[Task description] List each line of the data in which the string "Debug" appears.

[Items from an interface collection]
>>
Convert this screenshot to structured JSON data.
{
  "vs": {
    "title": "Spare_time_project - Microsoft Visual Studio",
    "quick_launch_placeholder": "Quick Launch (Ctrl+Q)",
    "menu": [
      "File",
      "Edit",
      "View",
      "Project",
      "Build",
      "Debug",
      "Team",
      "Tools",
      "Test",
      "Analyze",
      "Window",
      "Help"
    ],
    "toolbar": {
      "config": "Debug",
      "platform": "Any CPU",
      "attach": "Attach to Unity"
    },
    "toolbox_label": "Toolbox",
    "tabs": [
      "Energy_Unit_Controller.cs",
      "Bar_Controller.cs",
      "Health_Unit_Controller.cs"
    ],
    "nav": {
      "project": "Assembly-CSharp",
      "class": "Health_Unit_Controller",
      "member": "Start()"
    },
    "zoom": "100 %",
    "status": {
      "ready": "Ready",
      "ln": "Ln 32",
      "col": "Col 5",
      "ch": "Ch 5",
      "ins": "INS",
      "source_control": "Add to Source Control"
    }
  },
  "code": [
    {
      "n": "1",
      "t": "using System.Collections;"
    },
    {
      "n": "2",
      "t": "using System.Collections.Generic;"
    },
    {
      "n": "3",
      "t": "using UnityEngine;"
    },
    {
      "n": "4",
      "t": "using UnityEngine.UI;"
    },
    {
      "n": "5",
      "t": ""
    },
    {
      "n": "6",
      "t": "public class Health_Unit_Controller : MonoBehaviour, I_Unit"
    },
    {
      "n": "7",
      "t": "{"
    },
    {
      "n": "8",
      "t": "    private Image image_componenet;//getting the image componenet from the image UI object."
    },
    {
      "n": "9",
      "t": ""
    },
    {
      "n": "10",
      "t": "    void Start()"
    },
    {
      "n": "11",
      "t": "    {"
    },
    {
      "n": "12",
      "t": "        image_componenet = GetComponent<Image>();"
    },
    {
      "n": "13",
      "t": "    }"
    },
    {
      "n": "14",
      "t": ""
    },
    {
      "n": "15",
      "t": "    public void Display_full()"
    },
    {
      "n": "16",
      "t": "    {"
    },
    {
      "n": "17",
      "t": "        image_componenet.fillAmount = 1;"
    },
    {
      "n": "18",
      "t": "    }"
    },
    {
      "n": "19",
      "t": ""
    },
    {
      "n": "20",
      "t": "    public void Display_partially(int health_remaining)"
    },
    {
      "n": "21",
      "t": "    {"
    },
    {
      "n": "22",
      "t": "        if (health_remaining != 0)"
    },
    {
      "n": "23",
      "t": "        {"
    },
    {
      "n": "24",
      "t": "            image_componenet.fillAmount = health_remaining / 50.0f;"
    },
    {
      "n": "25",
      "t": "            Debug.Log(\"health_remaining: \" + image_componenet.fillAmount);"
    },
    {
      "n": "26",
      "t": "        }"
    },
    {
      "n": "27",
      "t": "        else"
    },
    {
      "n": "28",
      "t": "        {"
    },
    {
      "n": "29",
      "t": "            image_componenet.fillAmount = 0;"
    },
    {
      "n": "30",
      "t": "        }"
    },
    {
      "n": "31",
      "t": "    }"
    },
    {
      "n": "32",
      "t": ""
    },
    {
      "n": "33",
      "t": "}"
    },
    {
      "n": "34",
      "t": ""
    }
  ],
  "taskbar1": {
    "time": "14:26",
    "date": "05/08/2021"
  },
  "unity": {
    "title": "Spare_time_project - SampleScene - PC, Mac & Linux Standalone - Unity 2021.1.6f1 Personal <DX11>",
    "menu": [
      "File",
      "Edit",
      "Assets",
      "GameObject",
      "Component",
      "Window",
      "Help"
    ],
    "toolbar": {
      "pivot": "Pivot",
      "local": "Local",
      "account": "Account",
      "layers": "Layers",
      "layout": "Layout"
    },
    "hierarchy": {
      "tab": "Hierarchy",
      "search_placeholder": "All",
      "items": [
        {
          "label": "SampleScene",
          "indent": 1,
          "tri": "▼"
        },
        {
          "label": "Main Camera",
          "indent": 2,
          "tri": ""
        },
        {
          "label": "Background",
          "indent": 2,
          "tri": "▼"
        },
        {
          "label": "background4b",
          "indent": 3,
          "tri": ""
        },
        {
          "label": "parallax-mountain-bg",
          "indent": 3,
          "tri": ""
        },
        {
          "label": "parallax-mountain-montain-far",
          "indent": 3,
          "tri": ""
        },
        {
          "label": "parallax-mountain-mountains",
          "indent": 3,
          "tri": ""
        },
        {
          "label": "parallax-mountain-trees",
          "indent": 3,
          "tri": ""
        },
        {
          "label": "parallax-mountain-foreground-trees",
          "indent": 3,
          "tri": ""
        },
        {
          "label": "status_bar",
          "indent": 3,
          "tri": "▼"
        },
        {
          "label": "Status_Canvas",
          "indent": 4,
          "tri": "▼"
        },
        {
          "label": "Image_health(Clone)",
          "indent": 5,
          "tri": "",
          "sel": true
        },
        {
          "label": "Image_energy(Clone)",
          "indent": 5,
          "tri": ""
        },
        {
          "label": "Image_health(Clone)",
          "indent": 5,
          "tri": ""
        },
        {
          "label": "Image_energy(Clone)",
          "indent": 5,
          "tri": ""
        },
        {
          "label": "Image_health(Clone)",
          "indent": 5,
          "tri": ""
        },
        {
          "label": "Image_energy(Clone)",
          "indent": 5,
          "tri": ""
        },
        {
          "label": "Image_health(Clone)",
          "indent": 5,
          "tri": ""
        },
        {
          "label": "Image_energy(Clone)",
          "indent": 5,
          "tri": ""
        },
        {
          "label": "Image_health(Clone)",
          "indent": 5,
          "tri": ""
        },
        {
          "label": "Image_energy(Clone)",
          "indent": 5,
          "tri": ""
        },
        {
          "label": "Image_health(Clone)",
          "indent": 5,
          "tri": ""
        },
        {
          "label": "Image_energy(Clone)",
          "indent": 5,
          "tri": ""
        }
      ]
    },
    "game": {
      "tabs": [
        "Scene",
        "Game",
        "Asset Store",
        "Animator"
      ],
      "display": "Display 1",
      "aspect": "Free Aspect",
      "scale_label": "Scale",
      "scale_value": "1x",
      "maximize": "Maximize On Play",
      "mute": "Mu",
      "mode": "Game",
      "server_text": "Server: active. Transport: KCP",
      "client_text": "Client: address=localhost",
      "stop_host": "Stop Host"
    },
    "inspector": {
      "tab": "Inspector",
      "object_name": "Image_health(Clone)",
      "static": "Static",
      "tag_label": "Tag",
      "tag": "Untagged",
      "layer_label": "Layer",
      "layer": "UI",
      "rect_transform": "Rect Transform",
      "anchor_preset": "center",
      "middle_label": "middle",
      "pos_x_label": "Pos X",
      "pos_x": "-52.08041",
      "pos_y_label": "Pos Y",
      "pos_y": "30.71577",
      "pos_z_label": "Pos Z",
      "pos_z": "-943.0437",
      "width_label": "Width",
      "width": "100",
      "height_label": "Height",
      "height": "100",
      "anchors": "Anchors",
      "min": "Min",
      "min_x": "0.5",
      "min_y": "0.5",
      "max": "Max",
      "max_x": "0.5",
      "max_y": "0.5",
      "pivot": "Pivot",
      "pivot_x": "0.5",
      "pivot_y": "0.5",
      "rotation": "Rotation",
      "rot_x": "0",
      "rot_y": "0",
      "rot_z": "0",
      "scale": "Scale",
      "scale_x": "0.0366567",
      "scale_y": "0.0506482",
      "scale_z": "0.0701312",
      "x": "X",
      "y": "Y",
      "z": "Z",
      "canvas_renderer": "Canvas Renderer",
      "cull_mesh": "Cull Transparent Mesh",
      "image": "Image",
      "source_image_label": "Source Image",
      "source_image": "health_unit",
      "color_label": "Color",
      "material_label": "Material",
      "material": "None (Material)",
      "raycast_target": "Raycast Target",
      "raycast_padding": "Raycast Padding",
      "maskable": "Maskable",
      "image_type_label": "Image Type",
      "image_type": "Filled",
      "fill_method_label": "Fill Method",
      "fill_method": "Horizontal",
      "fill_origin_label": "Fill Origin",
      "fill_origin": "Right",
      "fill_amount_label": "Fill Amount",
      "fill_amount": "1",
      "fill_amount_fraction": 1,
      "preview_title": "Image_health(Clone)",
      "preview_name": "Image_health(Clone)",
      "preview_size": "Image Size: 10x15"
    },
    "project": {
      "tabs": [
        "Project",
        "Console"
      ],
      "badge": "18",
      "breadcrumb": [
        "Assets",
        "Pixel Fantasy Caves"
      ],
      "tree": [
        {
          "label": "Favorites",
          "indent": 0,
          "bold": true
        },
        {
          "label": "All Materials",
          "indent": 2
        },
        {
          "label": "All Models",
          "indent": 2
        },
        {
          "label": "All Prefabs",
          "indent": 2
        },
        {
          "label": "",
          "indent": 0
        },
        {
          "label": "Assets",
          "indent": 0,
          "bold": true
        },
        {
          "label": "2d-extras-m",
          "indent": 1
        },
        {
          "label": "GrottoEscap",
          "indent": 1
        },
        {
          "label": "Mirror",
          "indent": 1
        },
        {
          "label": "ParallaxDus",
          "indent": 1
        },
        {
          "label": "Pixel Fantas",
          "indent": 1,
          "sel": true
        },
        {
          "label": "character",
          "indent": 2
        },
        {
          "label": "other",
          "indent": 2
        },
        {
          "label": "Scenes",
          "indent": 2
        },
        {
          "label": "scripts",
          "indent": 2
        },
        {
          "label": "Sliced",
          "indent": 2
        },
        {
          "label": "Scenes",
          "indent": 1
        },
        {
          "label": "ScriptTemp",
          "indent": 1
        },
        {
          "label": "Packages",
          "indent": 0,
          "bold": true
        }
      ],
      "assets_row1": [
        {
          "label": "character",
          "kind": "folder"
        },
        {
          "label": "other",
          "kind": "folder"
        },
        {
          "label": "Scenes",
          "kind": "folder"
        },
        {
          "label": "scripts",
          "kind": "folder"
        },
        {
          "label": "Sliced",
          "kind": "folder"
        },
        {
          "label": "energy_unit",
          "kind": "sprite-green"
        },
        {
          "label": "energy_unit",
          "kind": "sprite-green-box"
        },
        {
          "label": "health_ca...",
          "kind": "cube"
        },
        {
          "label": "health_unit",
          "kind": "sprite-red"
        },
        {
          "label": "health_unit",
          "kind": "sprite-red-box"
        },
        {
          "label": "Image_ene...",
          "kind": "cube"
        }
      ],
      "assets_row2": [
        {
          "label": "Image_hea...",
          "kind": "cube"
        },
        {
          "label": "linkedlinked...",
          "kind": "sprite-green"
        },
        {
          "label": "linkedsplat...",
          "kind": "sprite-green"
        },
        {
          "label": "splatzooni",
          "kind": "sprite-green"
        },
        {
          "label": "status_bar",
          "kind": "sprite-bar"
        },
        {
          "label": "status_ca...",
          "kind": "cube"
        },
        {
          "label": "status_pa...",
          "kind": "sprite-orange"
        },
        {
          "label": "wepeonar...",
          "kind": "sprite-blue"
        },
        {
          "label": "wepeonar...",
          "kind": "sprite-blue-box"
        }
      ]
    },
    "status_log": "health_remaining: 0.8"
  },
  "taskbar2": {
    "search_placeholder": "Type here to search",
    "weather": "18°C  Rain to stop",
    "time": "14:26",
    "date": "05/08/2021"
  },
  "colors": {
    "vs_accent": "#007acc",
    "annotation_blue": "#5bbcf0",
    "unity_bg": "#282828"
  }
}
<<
[Solved problem]
      "Debug",
      "config": "Debug",
      "t": "            Debug.Log(\"health_remaining: \" + image_componenet.fillAmount);"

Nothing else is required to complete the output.